Cassava starch or tapioca starch is made from the starchy liquid of cassava root. The root is pulverized into a pulp, then squeezed and dried, leaving a white, odorless and tasteless powder that can be used as an additive in food products. It has been used for centuries to make foods more palatable and to improve texture.
Is Cassava, Manioc and Yuca the same?
Yes, they are just different names given to the same root vegetable.
The cassava plant is a drought-tolerant native to South America, Africa and Asia. In these regions, it is widely cultivated and consumed as a major staple food.
Yuca is the Spanish word for cassava whereas manioc is from French.
Sometimes cassava can be called tapioca. It really depends on which part of the world you are in and what the manufacturer has chosen to label it as.
Is it Yuca or Yucca?
It depends on what you are referring to. Both names do exist but are referring to two different types of plants.
If you are meaning to refer to the edible tuber vegetable of the cassava plant or Manihot esculenta then it is yuca. It belongs to the Spurge plant family and it is cultivated prolifically in tropical climates for its roots.
The yuca plant grows to an average of 10 feet but it is not uncommon for it to double in height in other regions.
Yuca is pronounced as “yoo-kah” if you are referring to the tuber whereas yucca, the flowering ornamental plant, is pronounced as “yuk-kah”.
As for the other name, yucca is referring to a plant found natively in North America, Mexico and the Carribean. It is related to the Asparagaceae a flowering asparagus family.
The yucca is a tall tree-like perennial plant with large leaves and yellow flowers that grows to an average of 4 to 40 feet tall.
Both plants look very different as well in terms of their foliage. Many of the Native American tribes that grew up being surrounded by this plant have developed extensive uses from it.
The yellow flowers are actually edible, and have been described as tasting like a cross between green beans and artichoke with a slight bitter taste. It does not produce a root vegetable at all.
There have been many instances that restaurants may misspell “yuca” as “yucca” in their menu by naming their dishes as “yucca chips” or “yucca soup”.
But now, you know better…
Is Yucca and Manioc The Same?
No, they are not. Yucca (yuk-kah) is an ornamental desert plant that does not bear any edible root tuber. It is often misspelled as “yuca” (yoo-kah) which is the name given to a plant that produces brown fibrous tubers with a slightly sweet and bitter white flesh that has similar texture and properties to potatoes.

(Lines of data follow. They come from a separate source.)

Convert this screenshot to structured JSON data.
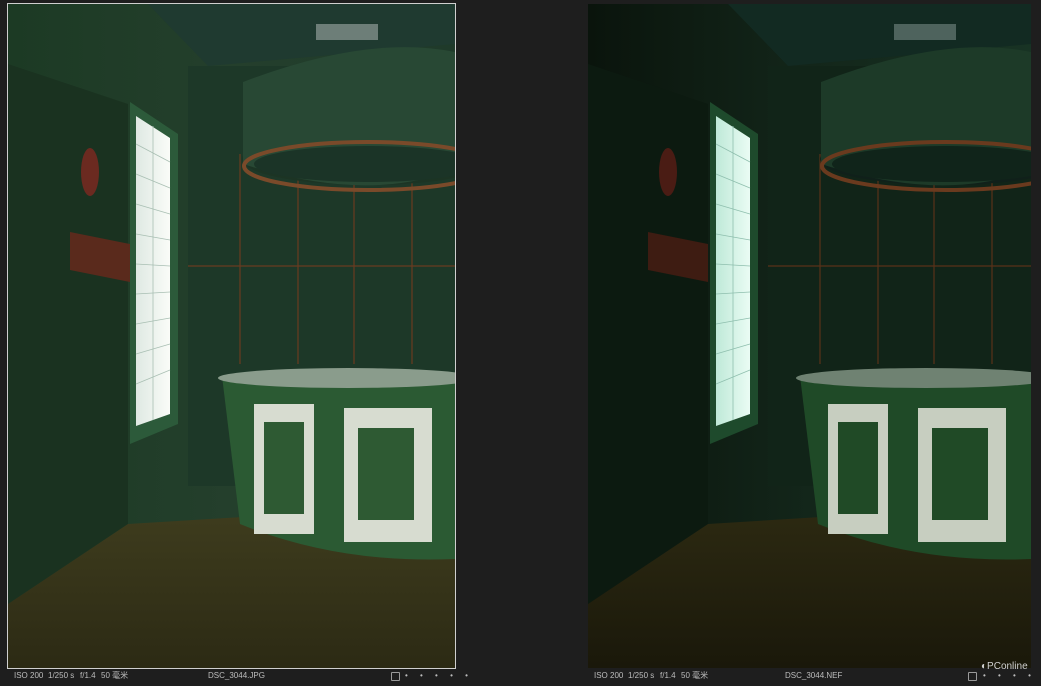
{
  "left_image": {
    "iso": "ISO 200",
    "shutter": "1/250 s",
    "aperture": "f/1.4",
    "focal_length": "50 毫米",
    "filename": "DSC_3044.JPG",
    "selected": true,
    "rating_dots": "• • • • •"
  },
  "right_image": {
    "iso": "ISO 200",
    "shutter": "1/250 s",
    "aperture": "f/1.4",
    "focal_length": "50 毫米",
    "filename": "DSC_3044.NEF",
    "selected": false,
    "rating_dots": "• • • • •"
  },
  "watermark": "PConline"
}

Therefore, if you are referring to the root vegetable then you will want to call it yuca (yoo-kah) and not yucca (yuk-kah).
Yuca can also be referred to as cassava, tapioca, mandioca and casabe depending on which part of the world you are in.
Is Cassava, Manioc and Yuca The Same Summary
Cassava, manioc and yuca are the same names given to the same woody plant. Being a plant that grows well in many parts of the tropical countries, it has also come to be known as mandioca and casabe in other languages.
It is sometimes confused with being called yucca (yuk-kah) instead of yuca (yoo-kah) but it is more of a misspelling than anything else as both plants are clearly different in use and physical appearance.
In terms of flour, you can produce two types of flour from the cassava root which is cassava flour and cassava starch which is the starchy liquid that has been squeezed and dried out leaving behind the flour. They both contain different properties and are meant for different uses in cooking and baking. This flour-based starch is sometimes labeled as tapioca flour or tapioca starch.
- Eve Mayhew is a stay-at-home Mum, graphic designer and wife who takes more of a relaxed and practical approach to her lifestyle. She prefers to live a more stress-free life and enjoys food and drink in moderation by counting her blessings rather than counting the calories or feeling guilty over the odd soft drink or fast food fix every now and then. (Contact Author)